‘Quiet’ cafetorium change prompts student reaction

Catherine Hewawissa

More stories from Catherine Hewawissa


Catherine Hewawissa

The entrance to the cafetorium is decorated with signs meant to remind students that it is meant to be a quiet space.

At the start of second semester, administration announced students would be encouraged to use the cafetorium as a quiet workspace, no longer having access to the new C-Wing and West Events entrance during school hours, a change met with mixed, student response.

During first semester, senior Aaric Hager used the C-Wing as a space to sit during free time and currently uses the cafetorium as a space to hang out and eat lunch with his friends. He expressed his confusion, citing the inefficient nature of the change.

“I don’t understand why we did that… I don’t get it, it doesn’t make sense. Kids are going to go where they want anyways and the quiet area is not a quiet area, so it’s just pointless. It shouldn’t be, I don’t get it, it’s lunch; it’s our seating and they’re taking it,” Hager said.

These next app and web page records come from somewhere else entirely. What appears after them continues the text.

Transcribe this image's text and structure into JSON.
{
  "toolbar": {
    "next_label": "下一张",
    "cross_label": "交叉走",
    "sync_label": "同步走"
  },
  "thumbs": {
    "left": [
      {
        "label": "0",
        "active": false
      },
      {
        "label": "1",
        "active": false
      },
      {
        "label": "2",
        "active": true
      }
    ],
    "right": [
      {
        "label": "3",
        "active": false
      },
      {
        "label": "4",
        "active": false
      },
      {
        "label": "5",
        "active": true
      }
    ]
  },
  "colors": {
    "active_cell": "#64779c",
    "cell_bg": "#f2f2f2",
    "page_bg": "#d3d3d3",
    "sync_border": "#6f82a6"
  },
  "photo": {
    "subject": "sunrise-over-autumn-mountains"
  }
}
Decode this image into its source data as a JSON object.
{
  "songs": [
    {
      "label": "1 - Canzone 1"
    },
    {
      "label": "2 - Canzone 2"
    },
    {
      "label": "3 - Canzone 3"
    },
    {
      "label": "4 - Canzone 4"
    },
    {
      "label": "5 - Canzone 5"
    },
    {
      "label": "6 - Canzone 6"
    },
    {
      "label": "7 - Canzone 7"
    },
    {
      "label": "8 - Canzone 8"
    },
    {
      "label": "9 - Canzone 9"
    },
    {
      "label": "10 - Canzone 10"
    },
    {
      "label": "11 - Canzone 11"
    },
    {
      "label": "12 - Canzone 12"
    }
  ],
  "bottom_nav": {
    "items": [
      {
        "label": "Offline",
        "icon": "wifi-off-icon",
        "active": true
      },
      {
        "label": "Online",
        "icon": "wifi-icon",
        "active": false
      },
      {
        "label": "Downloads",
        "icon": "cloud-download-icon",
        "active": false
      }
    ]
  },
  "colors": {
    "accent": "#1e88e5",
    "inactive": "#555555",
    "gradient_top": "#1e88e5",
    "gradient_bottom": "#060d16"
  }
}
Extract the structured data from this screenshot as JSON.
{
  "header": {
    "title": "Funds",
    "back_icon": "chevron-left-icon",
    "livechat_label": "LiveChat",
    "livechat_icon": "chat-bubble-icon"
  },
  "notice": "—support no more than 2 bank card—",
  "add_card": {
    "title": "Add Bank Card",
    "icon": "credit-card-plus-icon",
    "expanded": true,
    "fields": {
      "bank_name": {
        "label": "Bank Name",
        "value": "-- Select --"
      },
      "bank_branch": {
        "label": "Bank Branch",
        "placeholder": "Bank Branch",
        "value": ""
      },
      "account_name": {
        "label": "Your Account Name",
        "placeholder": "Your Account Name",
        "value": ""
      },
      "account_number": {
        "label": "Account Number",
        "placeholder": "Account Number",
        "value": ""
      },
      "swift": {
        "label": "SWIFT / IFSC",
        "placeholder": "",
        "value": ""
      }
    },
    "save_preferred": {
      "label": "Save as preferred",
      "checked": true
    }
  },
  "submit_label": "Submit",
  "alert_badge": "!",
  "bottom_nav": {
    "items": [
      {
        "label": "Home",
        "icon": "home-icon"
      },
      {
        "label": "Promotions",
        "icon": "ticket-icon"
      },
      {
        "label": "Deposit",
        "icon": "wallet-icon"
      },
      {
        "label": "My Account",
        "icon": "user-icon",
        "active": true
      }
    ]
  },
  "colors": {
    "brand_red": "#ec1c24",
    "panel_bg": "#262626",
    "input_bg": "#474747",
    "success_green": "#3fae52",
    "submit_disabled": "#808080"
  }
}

“The feedback we had from students, parents and staff was that there was too much autonomy, and not enough making sure that we are making sure students are in class when they are supposed to be in class. So we needed to kind of say ‘ok there’s three choices instead of five.’ We didn’t want to make that change without being able to offer a different space,” Principal Arwen Lyp explained.

According to Lyp, some students welcome the change, however.

“I actually have received positive feedback from students– which I will be honest– I was not expecting. It’s mostly from freshmen who felt like ‘oh that’s good, I have somewhere I can go if the commons gets overwhelming,'” Lyp said.

Sophomore Becca Snouffer, a Principal-Student Advisory Counsel (PSAC) member said the group discussed the change in reaction to a survey response saying students want more quiet space.

“I think looking for quiet places for people to work is really important and hopefully we can find a solution that works for everyone without taking anyone’s space but also without disrupting other classes,” Snouffer said.

Lyp went on to explain that the lack of noticeable change in the cafetorium atmosphere may stem from misconceptions about the space’s purpose and the goal of the “quiet space” initiative.

“We have zero expectations that it’s going to be silent– we know students are going in there getting their lunch chatting back and forth. We’re not saying silent, we’re saying a quieter calmer choice than in the commons. It’s a work in progress, but for kids who feel [overwhelmed by the commons,] the cafetorium is a less busy option,” Lyp said.

The changes made to student autonomy spaces for second semester are not permanent and are anticipated to change as the school year goes on.